After a profound analysis of scientific evidence in recent years, it has been found that the risk to human health when exposed to radon is 2 times greater than previously thought.
On this basis, the International Commission on Radiation Protection (ICRP) changed the value for the reference level of radon in homes from 600 Bq/m3 to 300 Bq/m3. This represents a significant step forward in the development of a coherent radiation protection system.
The new Directive explicitly sets out the control of the living environment related to the safety of the population and its risk groups. For the first time, it brings together all radiation sources, including the control of natural radionuclides, including the control of radon radiation in residential and public buildings as well as in the workplace.
The Directive follows the recommendations of international standards for radiation protection in requiring member states to develop National Action Plans to address long-term radon exposure risks.
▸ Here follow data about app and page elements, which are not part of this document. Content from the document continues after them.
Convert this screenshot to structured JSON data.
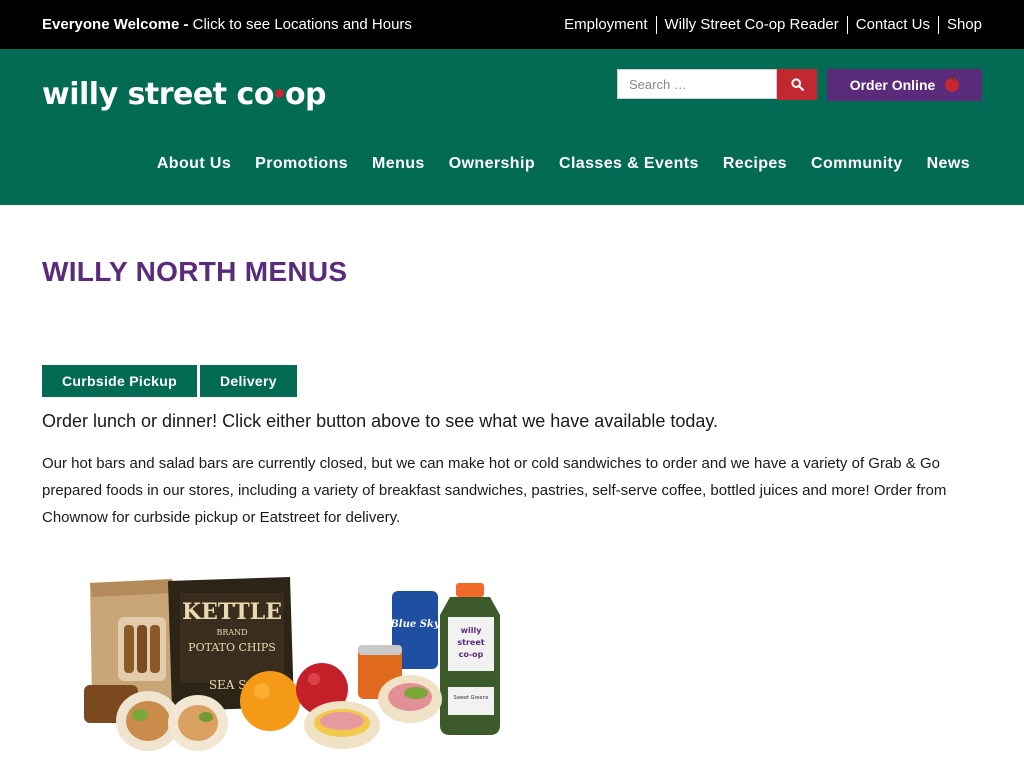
{
  "topbar": {
    "welcome_bold": "Everyone Welcome -",
    "welcome_link": "Click to see Locations and Hours",
    "links": [
      "Employment",
      "Willy Street Co-op Reader",
      "Contact Us",
      "Shop"
    ]
  },
  "header": {
    "logo_part1": "willy street co",
    "logo_part2": "op",
    "search_placeholder": "Search …",
    "search_icon": "search-icon",
    "order_label": "Order Online",
    "order_icon": "apple-icon",
    "nav": [
      "About Us",
      "Promotions",
      "Menus",
      "Ownership",
      "Classes & Events",
      "Recipes",
      "Community",
      "News"
    ]
  },
  "main": {
    "title": "WILLY NORTH MENUS",
    "buttons": [
      "Curbside Pickup",
      "Delivery"
    ],
    "lead": "Order lunch or dinner! Click either button above to see what we have available today.",
    "body": "Our hot bars and salad bars are currently closed, but we can make hot or cold sandwiches to order and we have a variety of Grab & Go prepared foods in our stores, including a variety of breakfast sandwiches, pastries, self-serve coffee, bottled juices and more! Order from Chownow for curbside pickup or Eatstreet for delivery.",
    "image": {
      "chips_brand": "KETTLE",
      "chips_sub1": "BRAND",
      "chips_sub2": "POTATO CHIPS",
      "chips_flavor": "SEA SA",
      "can_label": "Blue Sky",
      "juice_label1": "willy",
      "juice_label2": "street",
      "juice_label3": "co-op",
      "juice_name": "Sweet Greens"
    }
  },
  "colors": {
    "green": "#036a54",
    "purple": "#5b2b7b",
    "red": "#c3272f",
    "black": "#000000"
  }
}
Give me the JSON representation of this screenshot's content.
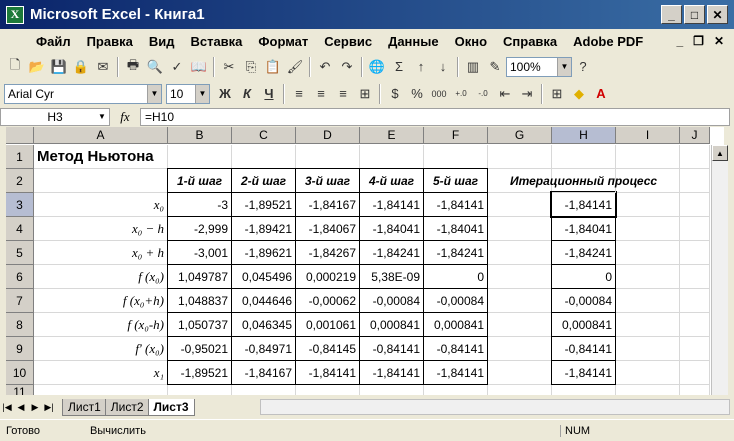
{
  "window": {
    "title": "Microsoft Excel - Книга1"
  },
  "menu": [
    "Файл",
    "Правка",
    "Вид",
    "Вставка",
    "Формат",
    "Сервис",
    "Данные",
    "Окно",
    "Справка",
    "Adobe PDF"
  ],
  "toolbar": {
    "zoom": "100%",
    "font": "Arial Cyr",
    "size": "10",
    "bold": "Ж",
    "italic": "К",
    "underline": "Ч",
    "percent": "%",
    "thousands": "000"
  },
  "formula_bar": {
    "cell_ref": "H3",
    "fx": "fx",
    "formula": "=H10"
  },
  "columns": [
    "A",
    "B",
    "C",
    "D",
    "E",
    "F",
    "G",
    "H",
    "I",
    "J"
  ],
  "rows": [
    "1",
    "2",
    "3",
    "4",
    "5",
    "6",
    "7",
    "8",
    "9",
    "10",
    "11"
  ],
  "sheet": {
    "title": "Метод Ньютона",
    "steps": [
      "1-й шаг",
      "2-й шаг",
      "3-й шаг",
      "4-й шаг",
      "5-й шаг"
    ],
    "iter_header": "Итерационный процесс",
    "data": [
      {
        "label": "x₀",
        "vals": [
          "-3",
          "-1,89521",
          "-1,84167",
          "-1,84141",
          "-1,84141"
        ],
        "h": "-1,84141"
      },
      {
        "label": "x₀ − h",
        "vals": [
          "-2,999",
          "-1,89421",
          "-1,84067",
          "-1,84041",
          "-1,84041"
        ],
        "h": "-1,84041"
      },
      {
        "label": "x₀ + h",
        "vals": [
          "-3,001",
          "-1,89621",
          "-1,84267",
          "-1,84241",
          "-1,84241"
        ],
        "h": "-1,84241"
      },
      {
        "label": "f (x₀)",
        "vals": [
          "1,049787",
          "0,045496",
          "0,000219",
          "5,38E-09",
          "0"
        ],
        "h": "0"
      },
      {
        "label": "f (x₀+h)",
        "vals": [
          "1,048837",
          "0,044646",
          "-0,00062",
          "-0,00084",
          "-0,00084"
        ],
        "h": "-0,00084"
      },
      {
        "label": "f (x₀-h)",
        "vals": [
          "1,050737",
          "0,046345",
          "0,001061",
          "0,000841",
          "0,000841"
        ],
        "h": "0,000841"
      },
      {
        "label": "f′ (x₀)",
        "vals": [
          "-0,95021",
          "-0,84971",
          "-0,84145",
          "-0,84141",
          "-0,84141"
        ],
        "h": "-0,84141"
      },
      {
        "label": "x₁",
        "vals": [
          "-1,89521",
          "-1,84167",
          "-1,84141",
          "-1,84141",
          "-1,84141"
        ],
        "h": "-1,84141"
      }
    ]
  },
  "tabs": [
    "Лист1",
    "Лист2",
    "Лист3"
  ],
  "status": {
    "ready": "Готово",
    "calc": "Вычислить",
    "num": "NUM"
  }
}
One of the key requirements is to identify areas where the concentration of radon (in average annual values) in a significant number of buildings is expected to exceed the relevant national reference level.